> **To do**
Each line of the data that includes "mask" must be copied.
BEGIN Data supplied
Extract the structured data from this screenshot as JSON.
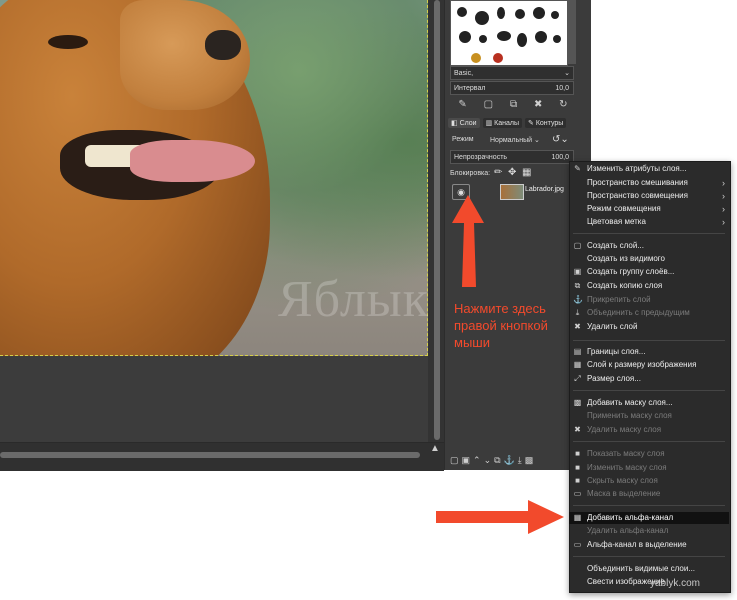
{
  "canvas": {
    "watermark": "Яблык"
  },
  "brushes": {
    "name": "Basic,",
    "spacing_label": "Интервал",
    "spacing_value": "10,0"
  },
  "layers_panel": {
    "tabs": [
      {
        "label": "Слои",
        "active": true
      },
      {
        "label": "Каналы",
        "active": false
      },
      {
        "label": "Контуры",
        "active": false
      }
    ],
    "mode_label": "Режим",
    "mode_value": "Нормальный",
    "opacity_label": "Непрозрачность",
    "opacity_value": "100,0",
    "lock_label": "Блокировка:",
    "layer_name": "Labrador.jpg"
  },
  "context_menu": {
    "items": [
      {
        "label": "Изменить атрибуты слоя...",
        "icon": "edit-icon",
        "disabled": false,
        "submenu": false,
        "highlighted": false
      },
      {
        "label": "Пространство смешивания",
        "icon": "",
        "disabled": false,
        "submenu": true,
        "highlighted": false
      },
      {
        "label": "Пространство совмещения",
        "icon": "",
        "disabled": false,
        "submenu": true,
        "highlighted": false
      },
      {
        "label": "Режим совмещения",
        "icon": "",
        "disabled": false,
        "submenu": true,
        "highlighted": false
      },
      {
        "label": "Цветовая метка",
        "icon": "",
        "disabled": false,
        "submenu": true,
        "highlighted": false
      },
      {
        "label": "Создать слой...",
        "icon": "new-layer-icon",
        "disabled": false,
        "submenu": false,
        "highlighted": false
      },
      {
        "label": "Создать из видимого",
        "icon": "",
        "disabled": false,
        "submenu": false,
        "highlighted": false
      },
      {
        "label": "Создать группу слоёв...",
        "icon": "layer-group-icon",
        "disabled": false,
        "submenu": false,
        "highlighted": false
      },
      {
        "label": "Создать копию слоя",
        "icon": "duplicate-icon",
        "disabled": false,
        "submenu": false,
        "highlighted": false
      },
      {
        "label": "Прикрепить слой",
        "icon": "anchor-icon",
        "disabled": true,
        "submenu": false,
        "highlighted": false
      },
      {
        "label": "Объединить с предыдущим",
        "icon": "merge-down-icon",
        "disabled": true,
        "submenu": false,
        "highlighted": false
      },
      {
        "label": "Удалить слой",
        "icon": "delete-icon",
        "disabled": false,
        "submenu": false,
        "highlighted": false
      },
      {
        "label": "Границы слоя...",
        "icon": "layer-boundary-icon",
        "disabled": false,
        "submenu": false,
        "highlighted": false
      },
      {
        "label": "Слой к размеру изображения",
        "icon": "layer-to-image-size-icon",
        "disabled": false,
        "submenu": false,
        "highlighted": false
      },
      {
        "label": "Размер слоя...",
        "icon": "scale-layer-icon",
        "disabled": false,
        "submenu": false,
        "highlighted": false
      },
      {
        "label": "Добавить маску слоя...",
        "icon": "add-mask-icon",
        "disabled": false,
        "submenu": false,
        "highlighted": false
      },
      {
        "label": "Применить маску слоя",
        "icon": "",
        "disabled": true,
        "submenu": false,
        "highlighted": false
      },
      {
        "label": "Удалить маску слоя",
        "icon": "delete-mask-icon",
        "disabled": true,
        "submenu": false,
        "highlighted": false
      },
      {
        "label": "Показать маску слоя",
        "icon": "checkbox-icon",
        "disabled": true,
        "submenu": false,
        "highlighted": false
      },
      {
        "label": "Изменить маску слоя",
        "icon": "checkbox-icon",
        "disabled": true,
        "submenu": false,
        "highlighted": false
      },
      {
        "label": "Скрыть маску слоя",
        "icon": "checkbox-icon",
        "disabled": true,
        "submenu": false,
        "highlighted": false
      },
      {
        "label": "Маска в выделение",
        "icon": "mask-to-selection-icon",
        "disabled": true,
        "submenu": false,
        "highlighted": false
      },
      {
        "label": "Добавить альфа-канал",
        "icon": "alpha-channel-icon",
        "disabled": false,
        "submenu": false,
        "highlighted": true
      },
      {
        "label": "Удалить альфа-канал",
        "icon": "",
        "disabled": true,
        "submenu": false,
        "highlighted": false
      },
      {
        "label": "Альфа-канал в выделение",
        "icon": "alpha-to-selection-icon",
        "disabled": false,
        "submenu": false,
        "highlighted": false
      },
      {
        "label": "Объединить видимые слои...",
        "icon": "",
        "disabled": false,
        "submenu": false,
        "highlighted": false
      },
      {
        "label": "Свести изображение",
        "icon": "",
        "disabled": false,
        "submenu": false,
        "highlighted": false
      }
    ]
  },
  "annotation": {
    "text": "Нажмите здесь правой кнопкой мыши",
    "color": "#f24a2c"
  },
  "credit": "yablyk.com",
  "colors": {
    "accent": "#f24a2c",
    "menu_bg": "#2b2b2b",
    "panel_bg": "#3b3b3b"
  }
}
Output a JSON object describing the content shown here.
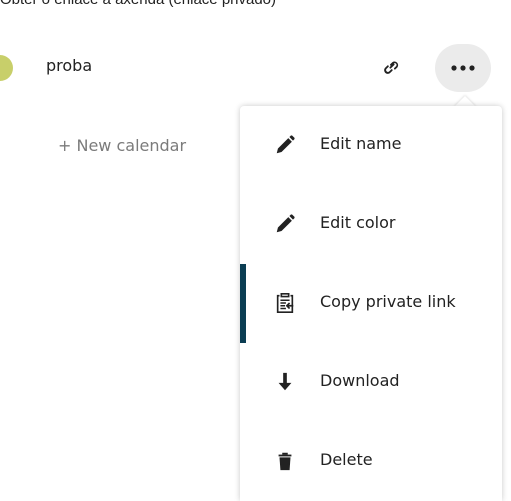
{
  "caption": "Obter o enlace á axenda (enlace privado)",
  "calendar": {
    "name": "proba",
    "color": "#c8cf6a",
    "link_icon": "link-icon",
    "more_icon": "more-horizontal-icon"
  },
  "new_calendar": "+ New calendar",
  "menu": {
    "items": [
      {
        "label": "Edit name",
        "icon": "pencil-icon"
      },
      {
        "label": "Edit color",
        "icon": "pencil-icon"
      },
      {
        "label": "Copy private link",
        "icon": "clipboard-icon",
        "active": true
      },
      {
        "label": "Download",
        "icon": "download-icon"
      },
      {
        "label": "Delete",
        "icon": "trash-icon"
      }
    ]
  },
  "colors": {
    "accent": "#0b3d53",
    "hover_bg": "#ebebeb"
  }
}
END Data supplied
> **Expected answer**
        "icon": "add-mask-icon",
        "icon": "delete-mask-icon",
        "icon": "mask-to-selection-icon",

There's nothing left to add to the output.